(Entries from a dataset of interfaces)
● ● ●

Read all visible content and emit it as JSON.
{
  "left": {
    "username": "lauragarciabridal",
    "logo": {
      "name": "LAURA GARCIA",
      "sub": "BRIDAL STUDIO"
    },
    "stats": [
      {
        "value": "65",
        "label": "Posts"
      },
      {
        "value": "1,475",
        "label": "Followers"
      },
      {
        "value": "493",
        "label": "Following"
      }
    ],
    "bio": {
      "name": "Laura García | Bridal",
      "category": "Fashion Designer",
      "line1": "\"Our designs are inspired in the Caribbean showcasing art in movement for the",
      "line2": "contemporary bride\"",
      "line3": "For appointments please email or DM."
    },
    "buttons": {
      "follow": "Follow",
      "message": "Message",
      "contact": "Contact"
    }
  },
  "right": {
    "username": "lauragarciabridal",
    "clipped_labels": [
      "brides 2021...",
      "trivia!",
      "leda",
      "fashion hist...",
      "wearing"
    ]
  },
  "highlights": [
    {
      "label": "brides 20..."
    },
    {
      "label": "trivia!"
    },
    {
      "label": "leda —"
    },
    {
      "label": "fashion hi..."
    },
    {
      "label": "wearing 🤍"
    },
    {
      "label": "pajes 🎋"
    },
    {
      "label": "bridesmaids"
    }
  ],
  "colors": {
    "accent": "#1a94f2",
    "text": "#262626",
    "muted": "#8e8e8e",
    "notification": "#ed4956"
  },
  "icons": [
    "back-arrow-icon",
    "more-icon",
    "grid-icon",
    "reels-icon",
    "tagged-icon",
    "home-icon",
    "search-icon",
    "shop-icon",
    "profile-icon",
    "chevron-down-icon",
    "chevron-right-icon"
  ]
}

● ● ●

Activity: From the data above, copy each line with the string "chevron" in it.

Answer:
    "chevron-down-icon",
    "chevron-right-icon"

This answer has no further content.